Evol Ecol Res 19: 529-546 (2018) Full PDF if your library subscribes.
Mother’s baby, father’s maybe:
the occurrence and frequency of multiple paternity in the European wild boar
Björn Müller1, Oliver Keuling2, Christian Glensk1 and Jörg Brün1
1Institute for Evolutionary Biology and Ecology, University of Bonn, Bonn, Germany and 2Institute for Terrestrial and Aquatic Wildlife Research, University of Veterinary Medicine Hannover, Foundation, Hannover, Germany
Correspondence: B. Müller, Institute for Evolutionary Biology and Ecology, University of Bonn, An der Immenburg 1, 53121 Bonn, Germany. email: firstname.lastname@example.org
Background: Multiple paternity (i.e. when the litter of a pregnant female is fertilized by more than one male) is common in a variety of animal taxa, including several ungulate species. It is generally believed that dominant males of European wild boar (Sus scrofa) monopolize several females, suggesting that multiple paternity is a rare phenomenon in this species. However, recent studies from different populations across Europe suggest that multiple paternity occurs more often in wild boar than had previously been assumed.
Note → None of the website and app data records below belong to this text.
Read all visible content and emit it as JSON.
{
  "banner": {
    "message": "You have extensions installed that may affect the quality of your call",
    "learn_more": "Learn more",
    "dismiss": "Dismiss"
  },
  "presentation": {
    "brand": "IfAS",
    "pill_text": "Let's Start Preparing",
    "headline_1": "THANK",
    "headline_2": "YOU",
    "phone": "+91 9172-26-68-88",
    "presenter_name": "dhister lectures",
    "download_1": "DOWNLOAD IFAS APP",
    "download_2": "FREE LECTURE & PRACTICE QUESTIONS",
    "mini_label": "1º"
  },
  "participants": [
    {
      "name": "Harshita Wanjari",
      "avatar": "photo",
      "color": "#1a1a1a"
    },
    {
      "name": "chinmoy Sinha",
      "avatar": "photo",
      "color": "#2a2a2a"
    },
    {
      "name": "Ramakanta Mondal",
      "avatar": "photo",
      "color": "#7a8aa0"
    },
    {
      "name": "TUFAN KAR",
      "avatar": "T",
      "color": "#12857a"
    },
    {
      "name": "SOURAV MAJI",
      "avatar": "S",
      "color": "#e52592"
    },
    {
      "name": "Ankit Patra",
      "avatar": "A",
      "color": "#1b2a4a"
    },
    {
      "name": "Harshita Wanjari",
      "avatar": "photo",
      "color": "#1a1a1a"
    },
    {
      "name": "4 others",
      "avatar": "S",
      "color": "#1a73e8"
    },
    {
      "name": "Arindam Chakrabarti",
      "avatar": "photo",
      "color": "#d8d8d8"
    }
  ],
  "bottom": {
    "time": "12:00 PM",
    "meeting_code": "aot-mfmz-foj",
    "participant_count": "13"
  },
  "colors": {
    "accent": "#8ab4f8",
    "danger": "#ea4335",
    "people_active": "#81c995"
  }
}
However, previous studies were based on small sample sizes or a background of very strong hunting pressure on males.
Aim: Clarify the number and frequency of multiple paternities in European wild boar under moderate and balanced hunting conditions.
Method: We analysed eight highly polymorphic microsatellite markers in the embryonic and uterine tissues of 35 gestating female wild boars from different but nearby hunting grounds in Lower Saxony (Germany). Then, we visually reconstructed the putative paternal genotypes. We calculated the frequency of occurrence of multiple paternity using a variety of software packages.
Results: Almost 23% (8 of 35 the uteri) of the embryonic genotypes suggested at least two different sires. A minimum of 45 different fathers had to have been involved. In fact, due to hidden incidences where both parents carried the same alleles, maximum likelihood calculations suggested an even higher rate of multiple paternity.
Keywords: alternative reproductive tactics, European wild boar, microsatellites, multiple paternity, sexual conflict, Sus scrofa.
DOWNLOAD A FREE, FULL PDF COPY
IF you are connected using the IP of a subscribing institution (library, laboratory, etc.)
or through its VPN.
© 2018 Björn Müller. All EER articles are copyrighted by their authors. All authors endorse, permit and license Evolutionary Ecology Ltd. to grant its subscribing institutions/libraries the copying privileges specified below without additional consideration or payment to them or to Evolutionary Ecology, Ltd. These endorsements, in writing, are on file in the office of Evolutionary Ecology, Ltd. Consult authors for permission to use any portion of their work in derivative works, compilations or to distribute their work in any commercial manner.
Subscribing institutions/libraries may grant individuals the privilege of making a single copy of an EER article for non-commercial educational or non-commercial research purposes. Subscribing institutions/libraries may also use articles for non-commercial educational purposes by making any number of copies for course packs or course reserve collections. Subscribing institutions/libraries may also loan single copies of articles to non-commercial libraries for educational purposes.
All copies of abstracts and articles must preserve their copyright notice without modification.